▶ **EXERCISE BRIEF**
Wherever a line holds the word "your", copy that line from the data.
[RECORDS FOR PROCESSING — start]
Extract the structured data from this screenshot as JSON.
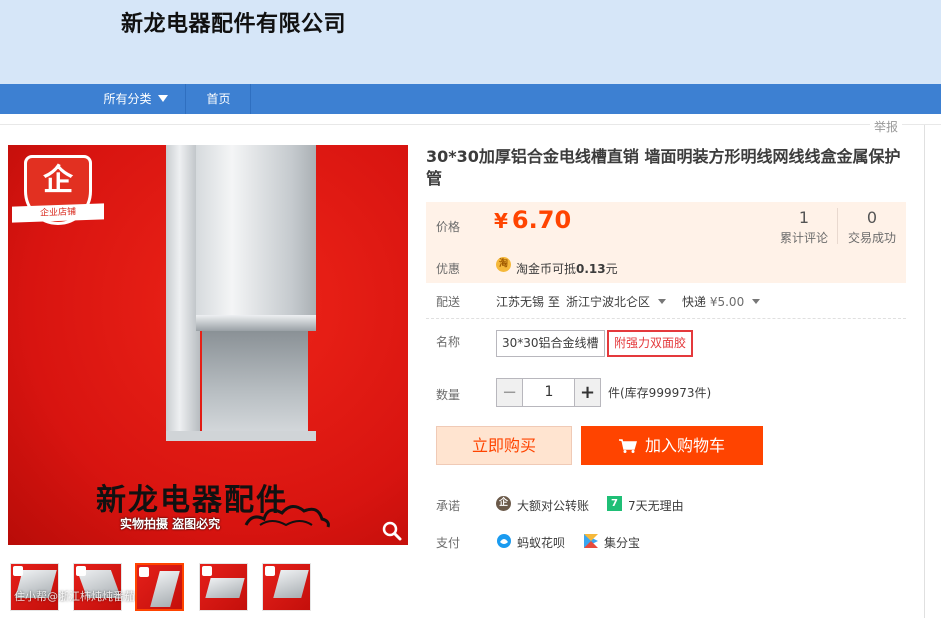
{
  "shop": {
    "name": "新龙电器配件有限公司"
  },
  "nav": {
    "all_categories": "所有分类",
    "home": "首页"
  },
  "report": "举报",
  "product": {
    "title": "30*30加厚铝合金电线槽直销 墙面明装方形明线网线线盒金属保护管",
    "image": {
      "badge_glyph": "企",
      "badge_text": "企业店铺",
      "calligraphy": "新龙电器配件",
      "slogan": "实物拍摄  盗图必究"
    },
    "thumbnails_count": 5,
    "active_thumbnail": 3,
    "watermark": "住小帮@浙江柿炖炖番茄"
  },
  "price": {
    "label": "价格",
    "currency": "¥",
    "value": "6.70",
    "reviews_count": "1",
    "reviews_label": "累计评论",
    "sales_count": "0",
    "sales_label": "交易成功"
  },
  "promo": {
    "label": "优惠",
    "icon_text": "淘",
    "text_prefix": "淘金币可抵",
    "amount": "0.13",
    "text_suffix": "元"
  },
  "shipping": {
    "label": "配送",
    "from": "江苏无锡 至",
    "to": "浙江宁波北仑区",
    "method": "快递",
    "fee": "¥5.00"
  },
  "sku": {
    "label": "名称",
    "options": [
      "30*30铝合金线槽",
      "附强力双面胶"
    ],
    "selected_index": 1
  },
  "quantity": {
    "label": "数量",
    "value": "1",
    "minus": "−",
    "plus": "+",
    "stock_text": "件(库存999973件)"
  },
  "buttons": {
    "buy_now": "立即购买",
    "add_to_cart": "加入购物车"
  },
  "promise": {
    "label": "承诺",
    "items": [
      "大额对公转账",
      "7天无理由"
    ],
    "icon_1": "企",
    "icon_2": "7"
  },
  "payment": {
    "label": "支付",
    "items": [
      "蚂蚁花呗",
      "集分宝"
    ]
  },
  "colors": {
    "accent": "#ff4400",
    "nav": "#3d80d2",
    "header_bg": "#d6e6f8",
    "price_bg": "#fff2e8"
  }
}
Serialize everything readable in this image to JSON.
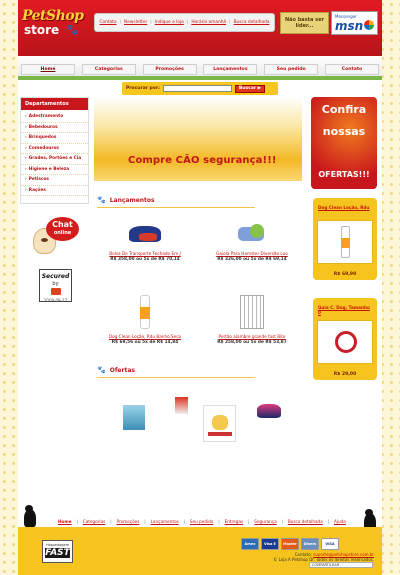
{
  "logo": {
    "line1": "PetShop",
    "line2": "store",
    "paw": "🐾"
  },
  "toplinks": [
    {
      "label": "Contato",
      "name": "toplink-contato"
    },
    {
      "label": "Newsletter",
      "name": "toplink-newsletter"
    },
    {
      "label": "Indique a loja",
      "name": "toplink-indique"
    },
    {
      "label": "Horário amanhã",
      "name": "toplink-horario"
    },
    {
      "label": "Busca detalhada",
      "name": "toplink-busca-detalhada"
    }
  ],
  "promo": {
    "text": "Não basta ser líder..."
  },
  "msn": {
    "small": "Messenger",
    "brand": "msn"
  },
  "nav": [
    "Home",
    "Categorias",
    "Promoções",
    "Lançamentos",
    "Seu pedido",
    "Contato"
  ],
  "search": {
    "label": "Procurar por:",
    "value": "",
    "button": "Buscar ▶"
  },
  "sidebar": {
    "title": "Departamentos",
    "items": [
      "Adestramento",
      "Bebedouros",
      "Brinquedos",
      "Comedouros",
      "Grades, Portões e Cia",
      "Higiene e Beleza",
      "Petiscos",
      "Rações"
    ]
  },
  "chat": {
    "line1": "Chat",
    "line2": "online"
  },
  "secured": {
    "line1": "Secured",
    "line2": "by",
    "line3": "thawte",
    "date": "2009-09-27"
  },
  "banner": {
    "text": "Compre CÃO segurança!!!"
  },
  "sections": {
    "lancamentos": "Lançamentos",
    "ofertas": "Ofertas"
  },
  "products": [
    {
      "name": "Bolsa De Transporte Fechado Em J",
      "price": "R$ 358,00 ou 5x de R$ 70,14"
    },
    {
      "name": "Gaiola Para Hamster Diversão Luo",
      "price": "R$ 326,00 ou 5x de R$ 69,14"
    },
    {
      "name": "Dog Clean Loção, Rdu Banho Seco",
      "price": "R$ 69,56 ou 5x de R$ 14,84"
    },
    {
      "name": "Portão alambre grande fast Bito",
      "price": "R$ 258,00 ou 5x de R$ 53,87"
    }
  ],
  "right": {
    "confira": [
      "Confira",
      "nossas",
      "OFERTAS!!!"
    ],
    "cards": [
      {
        "title": "Dog Clean Loção, Rdu",
        "price": "R$ 69,90"
      },
      {
        "title": "Guia C. Dog, Tamanho 0",
        "price": "R$ 29,00"
      }
    ]
  },
  "footer_nav": [
    "Home",
    "Categorias",
    "Promoções",
    "Lançamentos",
    "Seu pedido",
    "Entregas",
    "Segurança",
    "Busca detalhada",
    "Ajuda"
  ],
  "footer": {
    "seal_small": "Hospedagem",
    "seal_big": "FAST",
    "cards": [
      "Amex",
      "Visa E",
      "Master",
      "Diners",
      "VISA"
    ],
    "contact_label": "Contato:",
    "contact_email": "suporte@petshopstore.com.br",
    "copyright": "© Loja A Petshop Dr. Todos os direitos reservados.",
    "share": "COMPARTILHAR"
  },
  "colors": {
    "brand_red": "#c8161d",
    "brand_yellow": "#f5c41f"
  }
}
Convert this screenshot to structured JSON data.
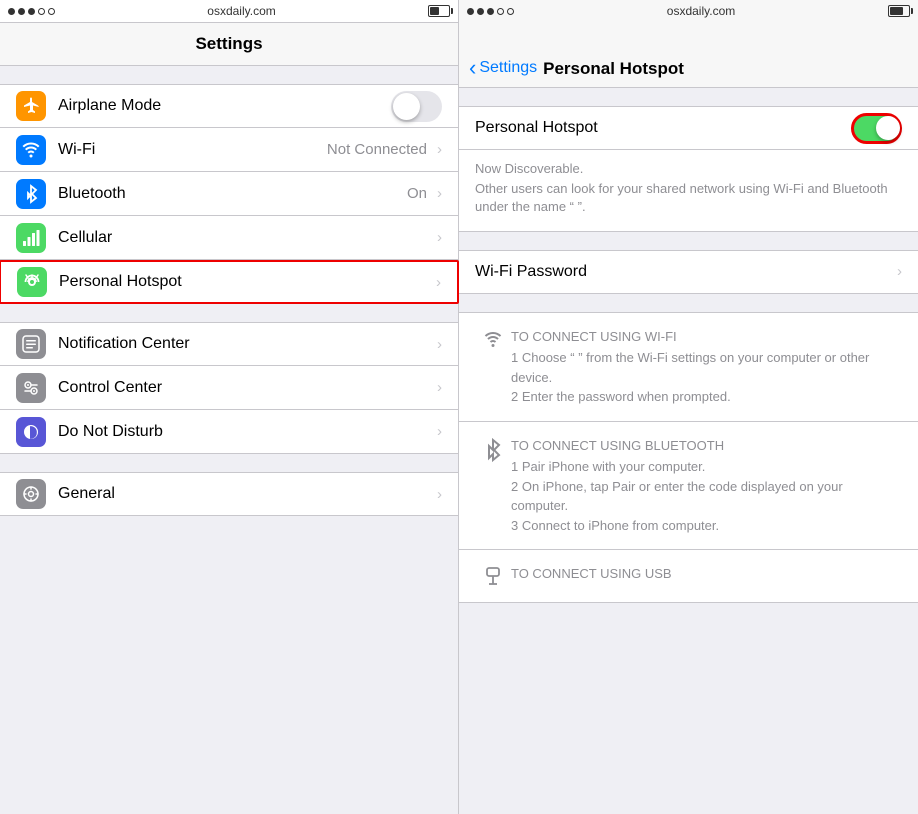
{
  "left": {
    "statusBar": {
      "domain": "osxdaily.com",
      "dots": [
        true,
        true,
        true,
        false,
        false
      ]
    },
    "navTitle": "Settings",
    "rows": [
      {
        "id": "airplane",
        "label": "Airplane Mode",
        "iconBg": "#ff9500",
        "iconType": "airplane",
        "hasToggle": true,
        "toggleOn": false,
        "value": "",
        "hasChevron": false
      },
      {
        "id": "wifi",
        "label": "Wi-Fi",
        "iconBg": "#007aff",
        "iconType": "wifi",
        "hasToggle": false,
        "value": "Not Connected",
        "hasChevron": true
      },
      {
        "id": "bluetooth",
        "label": "Bluetooth",
        "iconBg": "#007aff",
        "iconType": "bluetooth",
        "hasToggle": false,
        "value": "On",
        "hasChevron": true
      },
      {
        "id": "cellular",
        "label": "Cellular",
        "iconBg": "#4cd964",
        "iconType": "cellular",
        "hasToggle": false,
        "value": "",
        "hasChevron": true
      },
      {
        "id": "hotspot",
        "label": "Personal Hotspot",
        "iconBg": "#4cd964",
        "iconType": "hotspot",
        "hasToggle": false,
        "value": "",
        "hasChevron": true,
        "highlighted": true
      }
    ],
    "rows2": [
      {
        "id": "notification",
        "label": "Notification Center",
        "iconBg": "#8e8e93",
        "iconType": "notification",
        "hasChevron": true
      },
      {
        "id": "control",
        "label": "Control Center",
        "iconBg": "#8e8e93",
        "iconType": "control",
        "hasChevron": true
      },
      {
        "id": "dnd",
        "label": "Do Not Disturb",
        "iconBg": "#5856d6",
        "iconType": "dnd",
        "hasChevron": true
      }
    ],
    "rows3": [
      {
        "id": "general",
        "label": "General",
        "iconBg": "#8e8e93",
        "iconType": "general",
        "hasChevron": true
      }
    ]
  },
  "right": {
    "statusBar": {
      "domain": "osxdaily.com"
    },
    "backLabel": "Settings",
    "navTitle": "Personal Hotspot",
    "hotspotLabel": "Personal Hotspot",
    "hotspotOn": true,
    "discoverableTitle": "Now Discoverable.",
    "discoverableBody": "Other users can look for your shared network using Wi-Fi and Bluetooth under the name “                ”.",
    "wifiPasswordLabel": "Wi-Fi Password",
    "connectSections": [
      {
        "id": "wifi",
        "title": "TO CONNECT USING WI-FI",
        "steps": [
          "1 Choose “               ” from the Wi-Fi settings on your computer or other device.",
          "2 Enter the password when prompted."
        ],
        "iconType": "wifi"
      },
      {
        "id": "bluetooth",
        "title": "TO CONNECT USING BLUETOOTH",
        "steps": [
          "1 Pair iPhone with your computer.",
          "2 On iPhone, tap Pair or enter the code displayed on your computer.",
          "3 Connect to iPhone from computer."
        ],
        "iconType": "bluetooth"
      },
      {
        "id": "usb",
        "title": "TO CONNECT USING USB",
        "steps": [],
        "iconType": "usb"
      }
    ]
  }
}
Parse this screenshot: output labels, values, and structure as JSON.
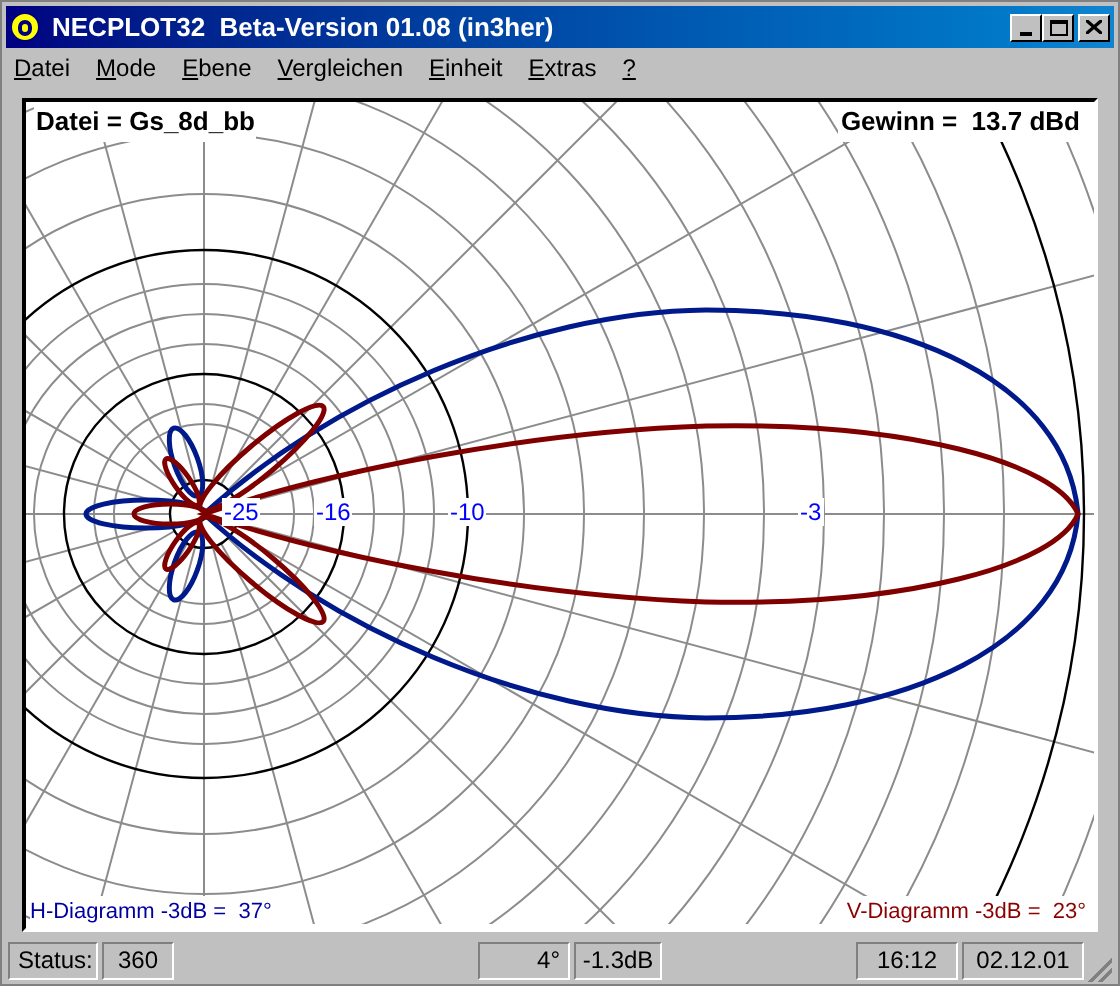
{
  "window": {
    "title": "NECPLOT32  Beta-Version 01.08 (in3her)"
  },
  "menu": [
    "Datei",
    "Mode",
    "Ebene",
    "Vergleichen",
    "Einheit",
    "Extras",
    "?"
  ],
  "plot": {
    "file_label": "Datei = Gs_8d_bb",
    "gain_label": "Gewinn =  13.7 dBd",
    "ring_labels": [
      "-25",
      "-16",
      "-10",
      "-3"
    ],
    "h_label": "H-Diagramm -3dB =  37°",
    "v_label": "V-Diagramm -3dB =  23°"
  },
  "status_bar": [
    "Status:",
    "360",
    "4°",
    "-1.3dB",
    "16:12",
    "02.12.01"
  ]
}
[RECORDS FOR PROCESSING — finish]
▶ **RESPONSE**
    "discoverableBody": "Other users can look for your shared network using Wi-Fi and Bluetooth under the name “                ”.",
          "1 Choose “               ” from the Wi-Fi settings on your computer or other device.",
          "1 Pair iPhone with your computer.",
          "2 On iPhone, tap Pair or enter the code displayed on your computer.",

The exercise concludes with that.